▸ **Exercise details**: The word to look for is "counter". Report every line of the entries below that has it.

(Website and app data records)
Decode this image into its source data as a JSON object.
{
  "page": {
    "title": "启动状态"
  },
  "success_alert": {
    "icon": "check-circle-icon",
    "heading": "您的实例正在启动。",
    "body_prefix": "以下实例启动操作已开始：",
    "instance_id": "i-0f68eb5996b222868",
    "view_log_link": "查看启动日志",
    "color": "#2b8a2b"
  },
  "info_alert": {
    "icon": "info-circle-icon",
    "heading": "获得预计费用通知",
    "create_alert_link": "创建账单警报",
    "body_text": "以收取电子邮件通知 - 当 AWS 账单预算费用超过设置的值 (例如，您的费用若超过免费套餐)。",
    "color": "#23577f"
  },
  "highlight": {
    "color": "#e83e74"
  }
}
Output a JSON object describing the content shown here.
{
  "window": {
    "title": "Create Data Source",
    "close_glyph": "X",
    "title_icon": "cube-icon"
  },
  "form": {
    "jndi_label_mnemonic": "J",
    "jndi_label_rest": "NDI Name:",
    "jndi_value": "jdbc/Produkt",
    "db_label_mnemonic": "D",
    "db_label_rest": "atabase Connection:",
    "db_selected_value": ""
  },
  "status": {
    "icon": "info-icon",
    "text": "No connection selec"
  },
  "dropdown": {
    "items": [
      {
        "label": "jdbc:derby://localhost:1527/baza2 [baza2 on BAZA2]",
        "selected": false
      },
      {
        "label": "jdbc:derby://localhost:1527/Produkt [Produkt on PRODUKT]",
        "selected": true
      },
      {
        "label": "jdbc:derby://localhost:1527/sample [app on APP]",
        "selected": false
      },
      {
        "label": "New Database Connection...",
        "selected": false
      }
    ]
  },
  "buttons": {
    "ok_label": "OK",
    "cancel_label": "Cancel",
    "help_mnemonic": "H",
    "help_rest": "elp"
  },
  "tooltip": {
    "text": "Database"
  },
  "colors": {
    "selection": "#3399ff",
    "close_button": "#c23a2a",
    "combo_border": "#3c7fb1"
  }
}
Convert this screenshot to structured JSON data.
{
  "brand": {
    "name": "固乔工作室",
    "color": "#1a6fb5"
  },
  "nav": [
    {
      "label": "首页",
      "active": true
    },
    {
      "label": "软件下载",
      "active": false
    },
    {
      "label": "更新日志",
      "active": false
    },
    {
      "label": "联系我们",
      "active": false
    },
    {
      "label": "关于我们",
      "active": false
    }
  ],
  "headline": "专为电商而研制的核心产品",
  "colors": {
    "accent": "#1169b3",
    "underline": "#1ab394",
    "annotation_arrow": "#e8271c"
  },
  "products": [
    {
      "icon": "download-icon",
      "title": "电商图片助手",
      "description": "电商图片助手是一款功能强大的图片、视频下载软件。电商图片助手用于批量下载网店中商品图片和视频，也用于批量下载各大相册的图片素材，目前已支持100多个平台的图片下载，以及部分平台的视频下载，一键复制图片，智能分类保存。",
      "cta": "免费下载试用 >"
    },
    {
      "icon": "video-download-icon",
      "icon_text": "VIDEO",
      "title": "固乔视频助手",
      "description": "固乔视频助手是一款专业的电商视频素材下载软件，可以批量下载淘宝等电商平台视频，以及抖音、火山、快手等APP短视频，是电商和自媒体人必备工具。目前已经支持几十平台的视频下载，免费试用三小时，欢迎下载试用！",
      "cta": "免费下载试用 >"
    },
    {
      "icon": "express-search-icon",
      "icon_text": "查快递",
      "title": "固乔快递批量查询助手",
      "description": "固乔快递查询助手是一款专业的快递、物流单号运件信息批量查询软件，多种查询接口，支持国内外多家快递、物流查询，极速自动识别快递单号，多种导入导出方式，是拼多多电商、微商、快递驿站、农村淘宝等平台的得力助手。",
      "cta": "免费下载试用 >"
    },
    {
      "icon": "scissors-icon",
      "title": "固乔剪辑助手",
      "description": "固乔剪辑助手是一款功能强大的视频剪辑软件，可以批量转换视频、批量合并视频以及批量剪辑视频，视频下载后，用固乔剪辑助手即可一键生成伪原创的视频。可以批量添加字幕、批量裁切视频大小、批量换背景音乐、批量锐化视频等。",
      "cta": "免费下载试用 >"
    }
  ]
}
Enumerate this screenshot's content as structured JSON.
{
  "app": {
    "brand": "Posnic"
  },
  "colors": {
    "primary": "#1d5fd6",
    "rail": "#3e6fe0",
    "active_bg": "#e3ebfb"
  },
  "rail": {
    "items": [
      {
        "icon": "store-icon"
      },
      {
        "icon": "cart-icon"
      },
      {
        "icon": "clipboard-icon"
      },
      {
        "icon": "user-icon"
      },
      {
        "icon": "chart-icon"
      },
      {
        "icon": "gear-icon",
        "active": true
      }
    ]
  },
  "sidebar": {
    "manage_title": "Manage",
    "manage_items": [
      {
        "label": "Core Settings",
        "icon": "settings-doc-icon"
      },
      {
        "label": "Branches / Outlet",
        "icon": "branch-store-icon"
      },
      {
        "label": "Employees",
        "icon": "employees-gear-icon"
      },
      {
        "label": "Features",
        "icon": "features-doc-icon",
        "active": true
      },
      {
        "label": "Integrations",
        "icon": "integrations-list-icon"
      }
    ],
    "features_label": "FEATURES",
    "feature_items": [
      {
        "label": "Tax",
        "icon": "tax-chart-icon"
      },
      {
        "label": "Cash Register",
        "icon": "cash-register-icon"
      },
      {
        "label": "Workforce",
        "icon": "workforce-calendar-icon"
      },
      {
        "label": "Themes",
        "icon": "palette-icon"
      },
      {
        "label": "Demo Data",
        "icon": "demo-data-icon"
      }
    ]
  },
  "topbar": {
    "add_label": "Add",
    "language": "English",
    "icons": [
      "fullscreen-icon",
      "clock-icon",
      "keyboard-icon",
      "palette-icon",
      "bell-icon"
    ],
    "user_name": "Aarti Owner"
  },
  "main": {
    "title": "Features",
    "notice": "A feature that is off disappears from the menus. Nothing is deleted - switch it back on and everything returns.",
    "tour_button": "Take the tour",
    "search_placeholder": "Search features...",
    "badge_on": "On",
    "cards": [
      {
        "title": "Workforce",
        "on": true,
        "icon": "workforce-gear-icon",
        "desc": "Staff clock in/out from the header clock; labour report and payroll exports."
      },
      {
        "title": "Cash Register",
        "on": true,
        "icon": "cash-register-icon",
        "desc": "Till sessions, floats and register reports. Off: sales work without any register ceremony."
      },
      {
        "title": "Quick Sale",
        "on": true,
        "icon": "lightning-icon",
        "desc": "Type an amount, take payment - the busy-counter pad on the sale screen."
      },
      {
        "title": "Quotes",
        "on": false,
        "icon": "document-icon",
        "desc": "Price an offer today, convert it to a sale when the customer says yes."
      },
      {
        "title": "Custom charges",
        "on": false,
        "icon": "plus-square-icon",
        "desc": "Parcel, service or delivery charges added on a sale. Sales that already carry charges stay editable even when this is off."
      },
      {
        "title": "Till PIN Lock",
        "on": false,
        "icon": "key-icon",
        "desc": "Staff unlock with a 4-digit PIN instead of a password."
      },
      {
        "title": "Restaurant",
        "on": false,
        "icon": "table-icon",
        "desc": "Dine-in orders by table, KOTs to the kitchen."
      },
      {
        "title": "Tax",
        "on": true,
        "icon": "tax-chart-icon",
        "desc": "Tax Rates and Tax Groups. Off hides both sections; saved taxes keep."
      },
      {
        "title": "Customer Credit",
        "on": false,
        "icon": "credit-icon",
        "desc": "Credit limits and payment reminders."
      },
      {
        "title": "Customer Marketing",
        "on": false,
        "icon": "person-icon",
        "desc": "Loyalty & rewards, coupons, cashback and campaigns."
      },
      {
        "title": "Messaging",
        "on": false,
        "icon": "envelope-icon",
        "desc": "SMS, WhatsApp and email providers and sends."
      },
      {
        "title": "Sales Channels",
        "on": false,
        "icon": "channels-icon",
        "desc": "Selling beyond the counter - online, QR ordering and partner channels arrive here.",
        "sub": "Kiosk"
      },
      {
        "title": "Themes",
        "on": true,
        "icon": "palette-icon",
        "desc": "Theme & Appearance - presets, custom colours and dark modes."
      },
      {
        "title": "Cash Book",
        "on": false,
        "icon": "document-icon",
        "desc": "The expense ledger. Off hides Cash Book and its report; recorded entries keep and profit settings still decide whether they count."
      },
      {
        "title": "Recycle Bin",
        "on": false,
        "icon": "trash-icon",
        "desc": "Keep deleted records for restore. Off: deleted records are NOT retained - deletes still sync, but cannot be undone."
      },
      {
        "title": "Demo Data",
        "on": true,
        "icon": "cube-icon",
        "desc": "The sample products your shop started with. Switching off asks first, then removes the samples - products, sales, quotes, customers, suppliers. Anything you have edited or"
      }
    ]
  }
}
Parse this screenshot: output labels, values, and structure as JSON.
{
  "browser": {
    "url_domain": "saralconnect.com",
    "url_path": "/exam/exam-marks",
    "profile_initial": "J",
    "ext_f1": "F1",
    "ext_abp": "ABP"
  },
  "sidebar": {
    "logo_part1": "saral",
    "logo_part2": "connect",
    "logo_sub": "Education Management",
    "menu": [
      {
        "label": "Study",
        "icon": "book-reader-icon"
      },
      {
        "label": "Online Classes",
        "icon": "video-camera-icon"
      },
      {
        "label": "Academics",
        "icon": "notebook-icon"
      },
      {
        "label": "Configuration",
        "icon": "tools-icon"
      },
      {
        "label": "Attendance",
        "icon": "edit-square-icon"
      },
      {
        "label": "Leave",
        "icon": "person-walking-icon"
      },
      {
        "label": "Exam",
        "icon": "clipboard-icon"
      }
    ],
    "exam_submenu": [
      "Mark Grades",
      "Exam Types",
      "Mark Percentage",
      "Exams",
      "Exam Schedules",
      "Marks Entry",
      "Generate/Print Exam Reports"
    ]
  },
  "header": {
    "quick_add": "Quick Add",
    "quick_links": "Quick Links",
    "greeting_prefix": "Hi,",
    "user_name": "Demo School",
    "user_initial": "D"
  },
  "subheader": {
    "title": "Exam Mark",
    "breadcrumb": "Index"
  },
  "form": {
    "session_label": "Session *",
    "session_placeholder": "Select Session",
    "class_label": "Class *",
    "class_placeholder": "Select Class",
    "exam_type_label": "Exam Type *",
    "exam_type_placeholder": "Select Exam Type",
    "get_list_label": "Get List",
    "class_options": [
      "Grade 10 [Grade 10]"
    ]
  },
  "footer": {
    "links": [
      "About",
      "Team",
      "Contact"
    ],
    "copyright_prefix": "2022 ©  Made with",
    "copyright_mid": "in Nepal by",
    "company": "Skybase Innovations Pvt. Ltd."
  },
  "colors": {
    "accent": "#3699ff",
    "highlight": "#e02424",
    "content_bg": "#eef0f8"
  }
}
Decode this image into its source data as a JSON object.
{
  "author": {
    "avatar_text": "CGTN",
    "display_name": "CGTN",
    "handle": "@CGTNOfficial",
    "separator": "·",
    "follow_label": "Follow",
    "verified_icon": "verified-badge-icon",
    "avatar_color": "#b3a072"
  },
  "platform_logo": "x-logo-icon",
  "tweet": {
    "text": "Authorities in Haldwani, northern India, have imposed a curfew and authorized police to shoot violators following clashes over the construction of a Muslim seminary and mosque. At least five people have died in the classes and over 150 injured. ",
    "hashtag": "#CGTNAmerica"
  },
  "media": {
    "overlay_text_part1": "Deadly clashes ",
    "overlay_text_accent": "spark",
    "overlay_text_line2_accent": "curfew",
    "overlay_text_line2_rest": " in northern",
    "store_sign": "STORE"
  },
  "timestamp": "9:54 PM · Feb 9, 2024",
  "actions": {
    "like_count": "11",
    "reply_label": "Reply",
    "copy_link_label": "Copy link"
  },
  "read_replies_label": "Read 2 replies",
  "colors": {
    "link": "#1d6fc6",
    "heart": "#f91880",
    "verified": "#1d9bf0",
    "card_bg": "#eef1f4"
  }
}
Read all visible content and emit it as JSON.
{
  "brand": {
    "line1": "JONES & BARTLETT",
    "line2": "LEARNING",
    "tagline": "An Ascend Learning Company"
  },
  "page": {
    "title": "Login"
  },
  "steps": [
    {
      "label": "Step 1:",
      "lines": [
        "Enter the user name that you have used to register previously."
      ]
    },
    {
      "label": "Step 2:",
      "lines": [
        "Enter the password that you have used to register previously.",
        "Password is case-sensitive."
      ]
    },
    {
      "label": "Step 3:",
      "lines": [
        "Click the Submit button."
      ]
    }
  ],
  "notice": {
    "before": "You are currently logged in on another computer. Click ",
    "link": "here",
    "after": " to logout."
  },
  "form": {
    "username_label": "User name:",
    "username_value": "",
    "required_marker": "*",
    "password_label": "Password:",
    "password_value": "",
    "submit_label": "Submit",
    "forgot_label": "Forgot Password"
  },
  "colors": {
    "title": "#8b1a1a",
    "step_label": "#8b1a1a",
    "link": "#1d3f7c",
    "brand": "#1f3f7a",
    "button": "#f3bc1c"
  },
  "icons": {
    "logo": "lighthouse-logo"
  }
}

▸ **Written solution**:
        "desc": "Type an amount, take payment - the busy-counter pad on the sale screen."
        "desc": "Selling beyond the counter - online, QR ordering and partner channels arrive here.",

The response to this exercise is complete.